Firstly, CHIRP commends the reporter for doing the right thing; it is for the aircraft commander to decide whether or not they are happy with the state of the aircraft before they fly it and so they were absolutely right to reject pressure from the engineer to ignore their concerns: the old aviation maxim of ‘If there’s any doubt, there’s no doubt’ applies. Although the engineer may have considered that their professional abilities were being questioned and were probably under pressure themselves to meet scheduling requirements, advocating that the crew take the aircraft without any real investigation being conducted to determine whether or not there was an issue seems unwise at best. That the Captain had rejected the aircraft before for a similar issue should have raised red flags to everyone so it’s disappointing that more caution wasn’t exercised. Repetitive defects are a real cause for concern but, that being said, we should also be cautious about confirmation bias in potentially rejecting aircraft simply because we may have experienced problems with that airframe before.
On a Human Factors note, the fact that the crew were then flustered and made mistakes in the subsequent flight should be a warning to all of the negative results that confrontational engagements can have. Ground Handling and Maintenance personnel need to ensure that aircraft crews are not agitated by their interactions (and vice-versa) and, although it’s easier said than done, if unsettled and flustered by any event such as this, everyone needs to take a moment to recover their composure before carrying on with their tasks so that they are in the right frame of mind to avoid errors and mistakes.
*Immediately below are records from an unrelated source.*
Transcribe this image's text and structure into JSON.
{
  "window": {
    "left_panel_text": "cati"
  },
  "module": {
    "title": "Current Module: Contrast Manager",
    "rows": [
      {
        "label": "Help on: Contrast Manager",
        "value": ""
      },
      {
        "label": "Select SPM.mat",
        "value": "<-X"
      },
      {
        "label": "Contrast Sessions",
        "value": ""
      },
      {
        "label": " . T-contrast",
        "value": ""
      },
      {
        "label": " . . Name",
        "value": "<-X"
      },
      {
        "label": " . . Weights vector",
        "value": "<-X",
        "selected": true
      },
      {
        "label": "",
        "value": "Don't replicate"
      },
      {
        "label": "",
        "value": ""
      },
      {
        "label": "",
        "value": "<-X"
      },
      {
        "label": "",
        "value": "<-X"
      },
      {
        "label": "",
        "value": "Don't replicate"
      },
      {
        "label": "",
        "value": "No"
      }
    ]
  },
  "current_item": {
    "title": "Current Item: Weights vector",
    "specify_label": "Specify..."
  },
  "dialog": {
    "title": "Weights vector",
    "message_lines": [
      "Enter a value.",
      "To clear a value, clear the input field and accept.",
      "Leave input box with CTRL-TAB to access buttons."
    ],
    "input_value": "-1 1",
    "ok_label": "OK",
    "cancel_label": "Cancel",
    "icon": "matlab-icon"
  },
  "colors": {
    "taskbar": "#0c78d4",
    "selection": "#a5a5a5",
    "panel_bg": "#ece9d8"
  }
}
As a matter of detail, when CHIRP spoke with the company concerned they said that subsequent investigations by the engineering team did result in a component change. Acknowledging this, they agreed that the main lesson from the report was to highlight the Human Factors connotations rather than dwell on the technical aspects.